### Dataset

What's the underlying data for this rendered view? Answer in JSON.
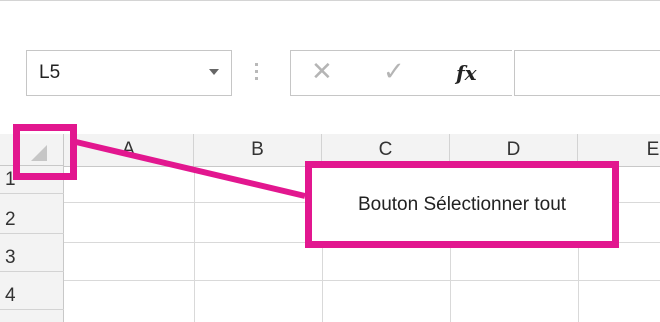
{
  "name_box": {
    "value": "L5"
  },
  "formula_bar": {
    "cancel_glyph": "✕",
    "enter_glyph": "✓",
    "fx_label": "fx",
    "value": ""
  },
  "columns": [
    "A",
    "B",
    "C",
    "D",
    "E"
  ],
  "rows": [
    "1",
    "2",
    "3",
    "4"
  ],
  "callout": {
    "label": "Bouton Sélectionner tout",
    "color": "#e2178f"
  }
}
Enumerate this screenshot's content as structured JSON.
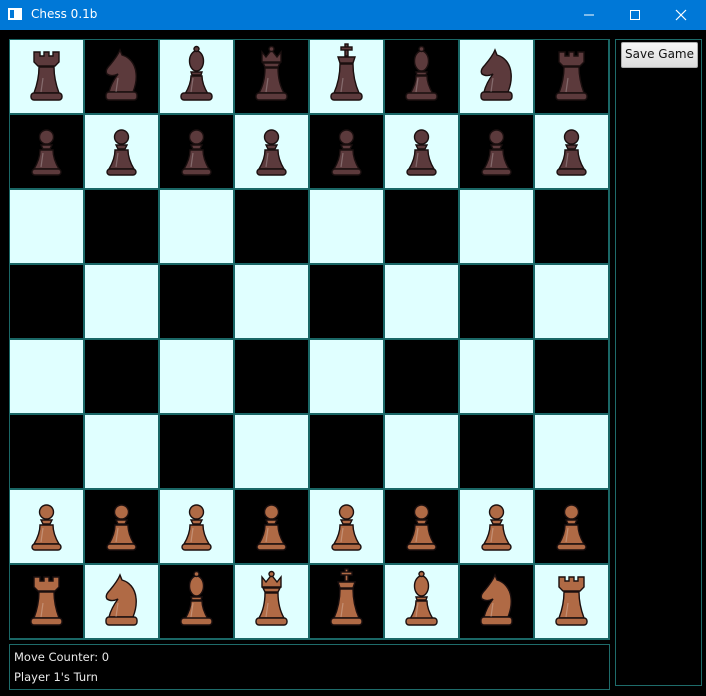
{
  "window": {
    "title": "Chess 0.1b",
    "controls": [
      "minimize",
      "maximize",
      "close"
    ]
  },
  "colors": {
    "titlebar": "#0078d7",
    "square_light": "#e0ffff",
    "square_dark": "#000000",
    "board_lines": "#1a6766",
    "player_two_pieces": "#5c3a3c",
    "player_one_pieces": "#b06a45"
  },
  "board": {
    "rows": [
      [
        "rook-dark",
        "knight-dark",
        "bishop-dark",
        "queen-dark",
        "king-dark",
        "bishop-dark",
        "knight-dark",
        "rook-dark"
      ],
      [
        "pawn-dark",
        "pawn-dark",
        "pawn-dark",
        "pawn-dark",
        "pawn-dark",
        "pawn-dark",
        "pawn-dark",
        "pawn-dark"
      ],
      [
        "",
        "",
        "",
        "",
        "",
        "",
        "",
        ""
      ],
      [
        "",
        "",
        "",
        "",
        "",
        "",
        "",
        ""
      ],
      [
        "",
        "",
        "",
        "",
        "",
        "",
        "",
        ""
      ],
      [
        "",
        "",
        "",
        "",
        "",
        "",
        "",
        ""
      ],
      [
        "pawn-light",
        "pawn-light",
        "pawn-light",
        "pawn-light",
        "pawn-light",
        "pawn-light",
        "pawn-light",
        "pawn-light"
      ],
      [
        "rook-light",
        "knight-light",
        "bishop-light",
        "queen-light",
        "king-light",
        "bishop-light",
        "knight-light",
        "rook-light"
      ]
    ]
  },
  "status": {
    "move_counter": "Move Counter: 0",
    "turn": "Player 1's Turn"
  },
  "side_panel": {
    "save_label": "Save Game"
  }
}
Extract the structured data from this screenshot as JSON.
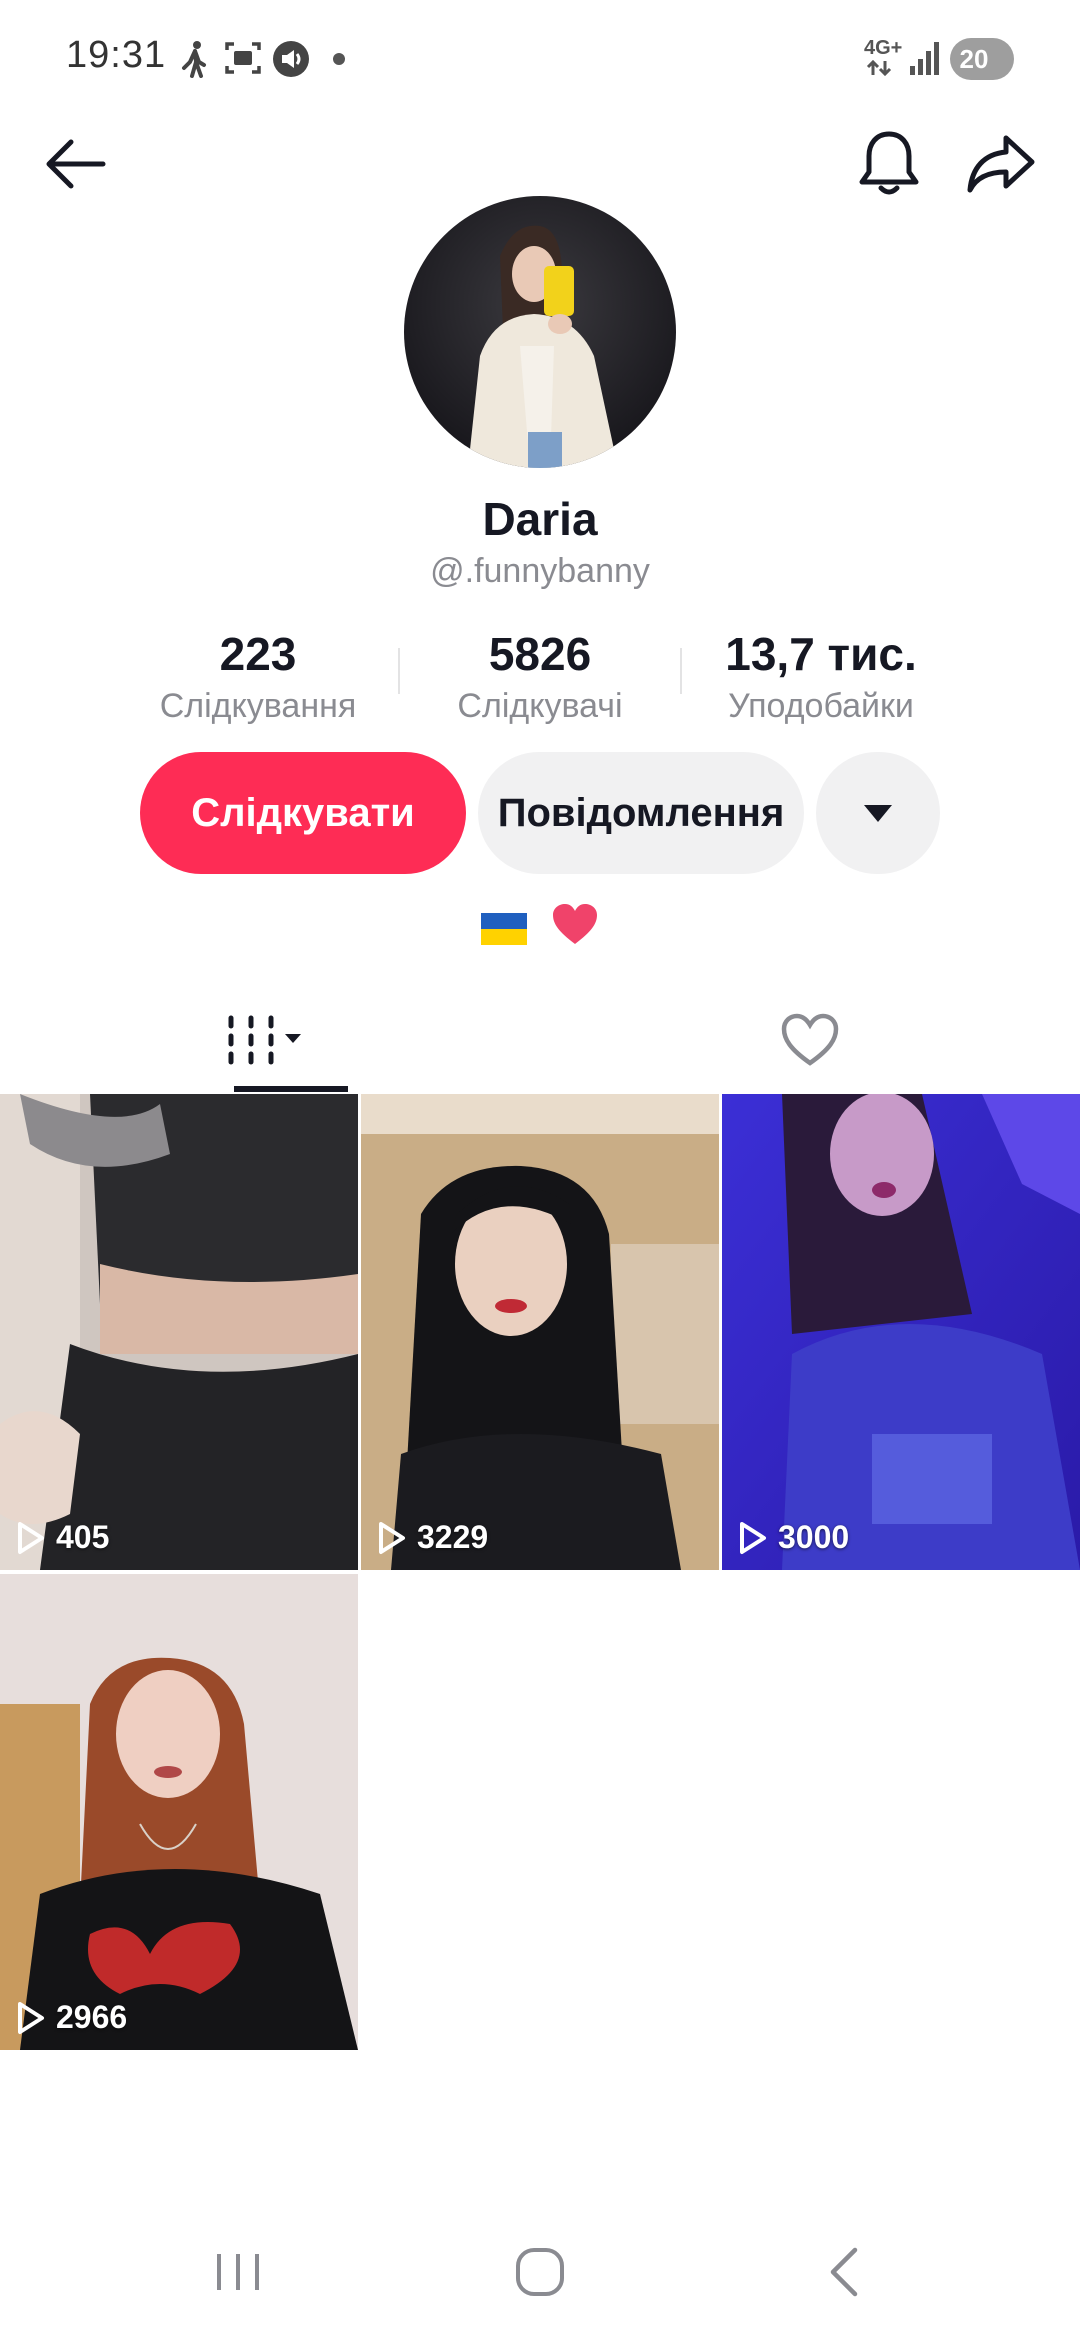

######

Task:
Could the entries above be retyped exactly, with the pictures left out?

Answer to the problem:
What's the underlying data for this rendered view? Answer in JSON.
{
  "name_box": {
    "value": "L5"
  },
  "formula_bar": {
    "cancel_glyph": "✕",
    "enter_glyph": "✓",
    "fx_label": "fx",
    "value": ""
  },
  "columns": [
    "A",
    "B",
    "C",
    "D",
    "E"
  ],
  "rows": [
    "1",
    "2",
    "3",
    "4"
  ],
  "callout": {
    "label": "Bouton Sélectionner tout",
    "color": "#e2178f"
  }
}
Enumerate this screenshot's content as structured JSON.
{
  "window": {
    "title": "Chess 0.1b",
    "controls": [
      "minimize",
      "maximize",
      "close"
    ]
  },
  "colors": {
    "titlebar": "#0078d7",
    "square_light": "#e0ffff",
    "square_dark": "#000000",
    "board_lines": "#1a6766",
    "player_two_pieces": "#5c3a3c",
    "player_one_pieces": "#b06a45"
  },
  "board": {
    "rows": [
      [
        "rook-dark",
        "knight-dark",
        "bishop-dark",
        "queen-dark",
        "king-dark",
        "bishop-dark",
        "knight-dark",
        "rook-dark"
      ],
      [
        "pawn-dark",
        "pawn-dark",
        "pawn-dark",
        "pawn-dark",
        "pawn-dark",
        "pawn-dark",
        "pawn-dark",
        "pawn-dark"
      ],
      [
        "",
        "",
        "",
        "",
        "",
        "",
        "",
        ""
      ],
      [
        "",
        "",
        "",
        "",
        "",
        "",
        "",
        ""
      ],
      [
        "",
        "",
        "",
        "",
        "",
        "",
        "",
        ""
      ],
      [
        "",
        "",
        "",
        "",
        "",
        "",
        "",
        ""
      ],
      [
        "pawn-light",
        "pawn-light",
        "pawn-light",
        "pawn-light",
        "pawn-light",
        "pawn-light",
        "pawn-light",
        "pawn-light"
      ],
      [
        "rook-light",
        "knight-light",
        "bishop-light",
        "queen-light",
        "king-light",
        "bishop-light",
        "knight-light",
        "rook-light"
      ]
    ]
  },
  "status": {
    "move_counter": "Move Counter: 0",
    "turn": "Player 1's Turn"
  },
  "side_panel": {
    "save_label": "Save Game"
  }
}
Extract the structured data from this screenshot as JSON.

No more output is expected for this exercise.